I remind myself of the only point of all this preparation: a ceremony that glorifies the Lord Jesus, that centers on Him and the union of this man and this woman in Him. This simplifies and un-Pinterests the whole thing beautifully and bears writing large on the cover of the wedding planner. Which is a good gift idea for friends with daughters.

A second goal is that everyone in both extended families feels honored and thanked for coming. A wedding is all and only about the people, the families and dear friends and traveling guests and the pillars of local friends without whom the whole event absolutely would not happen.

And on that note, the process is so very humbling. I look at the RSVPs and think, Wow, you’re really going to drive all this way?  You’re really going to spend hours in church shoes, for us? Thank you! Here, have a canapé!

A second child’s wedding will be a little more expensive than the first child’s. This is not out of partiality but out of fatigue. The jet-lag is still fresh on my mind from wedding one, so this time around I know to hire it done. I can’t do it again. I don’t feel guilty. The first child will understand sooner or later.

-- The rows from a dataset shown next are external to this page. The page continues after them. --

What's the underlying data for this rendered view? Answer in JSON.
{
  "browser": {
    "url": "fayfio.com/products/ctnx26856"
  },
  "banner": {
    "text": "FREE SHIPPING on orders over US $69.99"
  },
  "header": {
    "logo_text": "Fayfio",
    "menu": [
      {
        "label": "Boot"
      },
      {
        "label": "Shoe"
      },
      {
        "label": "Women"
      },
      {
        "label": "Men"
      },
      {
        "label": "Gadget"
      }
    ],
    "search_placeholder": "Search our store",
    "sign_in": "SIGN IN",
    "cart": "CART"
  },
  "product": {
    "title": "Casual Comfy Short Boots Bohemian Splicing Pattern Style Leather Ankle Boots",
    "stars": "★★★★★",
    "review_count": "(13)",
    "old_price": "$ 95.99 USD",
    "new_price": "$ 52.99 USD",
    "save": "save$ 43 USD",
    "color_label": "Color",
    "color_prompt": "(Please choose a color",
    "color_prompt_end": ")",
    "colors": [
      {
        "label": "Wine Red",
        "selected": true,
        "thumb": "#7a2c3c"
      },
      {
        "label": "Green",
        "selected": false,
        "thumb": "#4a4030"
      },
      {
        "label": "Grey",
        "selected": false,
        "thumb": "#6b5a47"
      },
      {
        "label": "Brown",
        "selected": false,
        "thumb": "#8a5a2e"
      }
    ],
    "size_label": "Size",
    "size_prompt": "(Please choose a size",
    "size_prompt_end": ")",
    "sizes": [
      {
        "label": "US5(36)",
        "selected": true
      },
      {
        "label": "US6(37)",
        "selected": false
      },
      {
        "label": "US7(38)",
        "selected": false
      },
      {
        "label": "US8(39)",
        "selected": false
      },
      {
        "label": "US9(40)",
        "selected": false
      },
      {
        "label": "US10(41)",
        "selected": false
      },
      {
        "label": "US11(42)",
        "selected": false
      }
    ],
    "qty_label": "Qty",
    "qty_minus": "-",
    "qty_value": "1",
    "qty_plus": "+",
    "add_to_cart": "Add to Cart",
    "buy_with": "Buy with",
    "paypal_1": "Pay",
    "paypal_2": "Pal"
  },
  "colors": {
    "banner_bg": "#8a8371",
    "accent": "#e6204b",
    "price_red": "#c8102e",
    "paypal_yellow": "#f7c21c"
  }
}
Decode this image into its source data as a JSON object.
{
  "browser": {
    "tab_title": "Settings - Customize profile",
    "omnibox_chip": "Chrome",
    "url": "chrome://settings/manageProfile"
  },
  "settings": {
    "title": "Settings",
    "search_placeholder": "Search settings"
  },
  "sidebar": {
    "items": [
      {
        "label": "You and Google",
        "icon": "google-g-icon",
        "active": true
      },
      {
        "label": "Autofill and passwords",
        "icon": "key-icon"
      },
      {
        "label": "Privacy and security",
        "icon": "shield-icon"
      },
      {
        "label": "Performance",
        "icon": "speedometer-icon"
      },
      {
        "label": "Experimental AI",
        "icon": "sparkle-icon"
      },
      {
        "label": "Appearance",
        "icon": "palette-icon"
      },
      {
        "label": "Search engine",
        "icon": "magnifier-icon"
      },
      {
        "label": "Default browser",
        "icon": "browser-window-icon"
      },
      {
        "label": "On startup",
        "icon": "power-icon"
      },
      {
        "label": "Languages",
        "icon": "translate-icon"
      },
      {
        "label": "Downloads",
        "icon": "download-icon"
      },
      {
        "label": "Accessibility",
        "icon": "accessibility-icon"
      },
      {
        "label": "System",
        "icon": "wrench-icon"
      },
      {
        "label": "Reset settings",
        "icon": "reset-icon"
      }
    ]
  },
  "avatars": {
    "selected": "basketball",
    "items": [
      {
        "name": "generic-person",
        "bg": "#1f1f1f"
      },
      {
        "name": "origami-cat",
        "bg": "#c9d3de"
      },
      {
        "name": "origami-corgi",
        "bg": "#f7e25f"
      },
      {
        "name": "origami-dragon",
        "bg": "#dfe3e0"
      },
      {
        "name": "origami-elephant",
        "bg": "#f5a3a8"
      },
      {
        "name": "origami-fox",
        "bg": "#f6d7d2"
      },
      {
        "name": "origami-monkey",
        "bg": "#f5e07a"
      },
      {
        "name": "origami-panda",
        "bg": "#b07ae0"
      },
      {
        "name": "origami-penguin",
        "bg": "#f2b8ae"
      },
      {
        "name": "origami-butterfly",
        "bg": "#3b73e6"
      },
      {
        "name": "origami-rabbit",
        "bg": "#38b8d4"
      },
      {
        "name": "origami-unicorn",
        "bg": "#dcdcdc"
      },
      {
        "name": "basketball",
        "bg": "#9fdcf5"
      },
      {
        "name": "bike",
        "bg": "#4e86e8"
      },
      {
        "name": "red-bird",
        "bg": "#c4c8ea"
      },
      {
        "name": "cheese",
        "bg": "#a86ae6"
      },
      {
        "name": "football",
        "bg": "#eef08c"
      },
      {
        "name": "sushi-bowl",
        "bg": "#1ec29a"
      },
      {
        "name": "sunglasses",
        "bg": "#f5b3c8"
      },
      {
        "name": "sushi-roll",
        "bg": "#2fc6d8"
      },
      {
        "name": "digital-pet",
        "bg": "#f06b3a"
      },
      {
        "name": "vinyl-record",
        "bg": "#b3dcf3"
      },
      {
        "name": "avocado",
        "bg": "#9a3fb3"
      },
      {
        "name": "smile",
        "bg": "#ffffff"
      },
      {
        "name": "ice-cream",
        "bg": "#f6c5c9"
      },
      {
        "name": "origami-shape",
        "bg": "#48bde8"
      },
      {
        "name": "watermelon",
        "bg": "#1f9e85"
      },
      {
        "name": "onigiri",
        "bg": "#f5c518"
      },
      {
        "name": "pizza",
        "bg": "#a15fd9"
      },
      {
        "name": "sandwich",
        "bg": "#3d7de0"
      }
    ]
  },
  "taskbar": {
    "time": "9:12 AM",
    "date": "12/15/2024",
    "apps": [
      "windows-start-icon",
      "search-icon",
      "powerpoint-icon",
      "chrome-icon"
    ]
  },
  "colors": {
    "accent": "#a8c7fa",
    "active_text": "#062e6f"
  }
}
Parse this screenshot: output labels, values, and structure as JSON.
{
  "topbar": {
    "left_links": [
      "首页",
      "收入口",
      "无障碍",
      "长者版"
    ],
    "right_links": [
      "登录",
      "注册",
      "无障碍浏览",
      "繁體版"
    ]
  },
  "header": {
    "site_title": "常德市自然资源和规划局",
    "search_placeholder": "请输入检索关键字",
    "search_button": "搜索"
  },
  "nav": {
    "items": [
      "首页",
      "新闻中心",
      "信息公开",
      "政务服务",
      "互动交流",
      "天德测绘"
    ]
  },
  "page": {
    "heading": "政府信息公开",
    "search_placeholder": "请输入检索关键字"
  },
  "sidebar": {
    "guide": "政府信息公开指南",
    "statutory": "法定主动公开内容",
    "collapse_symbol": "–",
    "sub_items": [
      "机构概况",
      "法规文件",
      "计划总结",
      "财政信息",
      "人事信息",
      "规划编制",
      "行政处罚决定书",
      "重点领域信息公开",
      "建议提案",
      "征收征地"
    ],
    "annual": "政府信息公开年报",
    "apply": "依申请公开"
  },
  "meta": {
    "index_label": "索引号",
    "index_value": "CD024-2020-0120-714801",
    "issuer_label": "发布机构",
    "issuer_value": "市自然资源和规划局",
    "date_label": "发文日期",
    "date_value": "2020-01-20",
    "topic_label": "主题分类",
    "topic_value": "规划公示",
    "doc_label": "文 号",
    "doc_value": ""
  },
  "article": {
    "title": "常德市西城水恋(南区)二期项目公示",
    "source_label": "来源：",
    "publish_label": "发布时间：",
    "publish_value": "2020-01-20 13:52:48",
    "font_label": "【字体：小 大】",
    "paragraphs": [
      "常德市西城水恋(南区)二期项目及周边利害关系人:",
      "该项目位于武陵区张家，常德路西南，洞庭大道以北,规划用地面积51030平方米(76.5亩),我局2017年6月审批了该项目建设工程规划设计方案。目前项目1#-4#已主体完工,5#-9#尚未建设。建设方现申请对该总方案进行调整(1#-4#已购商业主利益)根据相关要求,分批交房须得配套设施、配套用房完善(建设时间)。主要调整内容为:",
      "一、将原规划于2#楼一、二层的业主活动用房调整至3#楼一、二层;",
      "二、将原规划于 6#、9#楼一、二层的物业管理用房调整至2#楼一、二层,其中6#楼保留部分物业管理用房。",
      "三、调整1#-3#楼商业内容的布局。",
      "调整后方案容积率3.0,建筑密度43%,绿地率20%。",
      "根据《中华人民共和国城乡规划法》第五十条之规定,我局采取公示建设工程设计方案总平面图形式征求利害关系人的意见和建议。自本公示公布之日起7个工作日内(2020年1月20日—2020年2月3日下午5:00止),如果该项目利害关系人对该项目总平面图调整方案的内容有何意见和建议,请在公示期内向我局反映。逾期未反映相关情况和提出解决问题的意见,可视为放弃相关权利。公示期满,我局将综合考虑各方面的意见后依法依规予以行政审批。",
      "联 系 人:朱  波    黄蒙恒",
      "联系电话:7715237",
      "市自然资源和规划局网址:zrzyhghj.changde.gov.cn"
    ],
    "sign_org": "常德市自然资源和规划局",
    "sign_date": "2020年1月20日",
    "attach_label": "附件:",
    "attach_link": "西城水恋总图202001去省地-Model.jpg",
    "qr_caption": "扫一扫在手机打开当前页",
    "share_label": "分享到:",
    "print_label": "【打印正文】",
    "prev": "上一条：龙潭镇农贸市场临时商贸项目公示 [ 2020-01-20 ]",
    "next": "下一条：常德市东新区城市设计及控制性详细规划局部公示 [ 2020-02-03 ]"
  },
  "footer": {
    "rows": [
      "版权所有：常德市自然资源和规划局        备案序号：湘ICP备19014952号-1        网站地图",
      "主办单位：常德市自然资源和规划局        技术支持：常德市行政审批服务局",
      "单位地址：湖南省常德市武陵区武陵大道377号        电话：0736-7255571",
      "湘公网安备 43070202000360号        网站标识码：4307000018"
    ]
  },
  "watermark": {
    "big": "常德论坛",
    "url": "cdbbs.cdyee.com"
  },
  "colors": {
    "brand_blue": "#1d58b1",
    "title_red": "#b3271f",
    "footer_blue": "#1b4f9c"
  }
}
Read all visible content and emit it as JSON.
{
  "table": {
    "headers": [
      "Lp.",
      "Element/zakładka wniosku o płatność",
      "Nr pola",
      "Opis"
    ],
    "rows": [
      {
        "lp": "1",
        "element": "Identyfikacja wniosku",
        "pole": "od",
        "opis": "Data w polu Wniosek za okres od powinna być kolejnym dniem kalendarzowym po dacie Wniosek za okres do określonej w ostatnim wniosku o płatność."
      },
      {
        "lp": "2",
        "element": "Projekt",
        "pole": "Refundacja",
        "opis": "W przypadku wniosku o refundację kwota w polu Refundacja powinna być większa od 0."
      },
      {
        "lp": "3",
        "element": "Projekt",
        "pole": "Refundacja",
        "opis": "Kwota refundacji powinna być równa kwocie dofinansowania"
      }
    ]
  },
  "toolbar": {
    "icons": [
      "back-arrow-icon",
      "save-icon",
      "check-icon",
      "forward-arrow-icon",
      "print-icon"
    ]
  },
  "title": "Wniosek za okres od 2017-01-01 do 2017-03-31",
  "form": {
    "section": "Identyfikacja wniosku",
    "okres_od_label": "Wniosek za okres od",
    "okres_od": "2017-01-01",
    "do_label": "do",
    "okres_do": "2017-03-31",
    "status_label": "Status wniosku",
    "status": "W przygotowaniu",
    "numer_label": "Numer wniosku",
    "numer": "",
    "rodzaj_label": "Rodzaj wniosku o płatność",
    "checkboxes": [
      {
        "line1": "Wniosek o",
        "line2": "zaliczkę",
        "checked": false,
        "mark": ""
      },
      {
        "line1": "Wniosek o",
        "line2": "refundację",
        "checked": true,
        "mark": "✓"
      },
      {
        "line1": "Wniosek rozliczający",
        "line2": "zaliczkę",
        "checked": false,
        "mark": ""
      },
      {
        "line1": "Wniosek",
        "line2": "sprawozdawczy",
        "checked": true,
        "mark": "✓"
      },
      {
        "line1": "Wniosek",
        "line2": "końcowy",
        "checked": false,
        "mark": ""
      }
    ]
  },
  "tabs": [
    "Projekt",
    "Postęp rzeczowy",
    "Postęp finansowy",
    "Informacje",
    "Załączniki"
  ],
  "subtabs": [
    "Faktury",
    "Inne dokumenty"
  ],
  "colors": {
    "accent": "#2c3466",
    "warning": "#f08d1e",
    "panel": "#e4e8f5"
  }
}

And in so doing, I will meet people like the incomparable Judy Pitts of Top of the Town who, with a few tweaks and suggestions, turned a floundering mother of the bride into someone who felt like she had a handle on things. And turned a detailed planning meeting into spiritual encouragement. And advised peanut butter sandwiches for the children. A master of her trade.

I have learned, too, that starting at about 3.5 months out, I will need to do something every day. Big or little. Put the hotel info on the wedding web page, or buy Spanx and break them in, every single day must be some degree of forward motion toward The Date.

Because The Date functions as a little BC/AD on the family calendar. It divides time like a cleaver. For several months before The Date, a thousand home-improvement projects, from obscure to stains-on-the-ceiling, are hit and accomplished with vigor, and the Pinterest dreams are grand. And then there comes this critical tipping point at which they are all seived through the practicality sifter. Completion looks doubtful. Then the operative phrase becomes, “Ok, that will have to be after the wedding.” And progressively the project list dwindles to a reasonable goal of sweeping the back porch.

The list of the big 7 or 8 realms mentioned above? I say ‘realms’ because each has its own bubble diagram of lists, decisions, choices: Date. Venue(s). Invitations. RSVP method. Dress. Color Scheme. Wedding Party. Wedding Party Apparel. Director (you canNOT do this yourself, seriously, you think you can, but you can’t). Music and Musicians. Flowers. Photographer. Program. Reception menu. Reception Decor. DJ or Band. Playlist (no bad words, and include some awesome 80s dance tunes). Cakes. Cake Topper (not important to everyone but definitive for me). Hair decisions/Appointments. Hostess gifts. Hotel and lodging for travelers. People’s Needs and Feelings. A Thousand Odds and Ends. This is just a quick sampler. So maybe it’s not 7, or 8, but 78.

And like the five points of Calvinism, these are all interdependent; individual parts cannot be plucked out and discarded. One depends on the other which defines the next. It’s a system of all or nothing.

It is irreducible complexity. And even here in the home stretch, awash in to-do lists, it is totally worth it.
~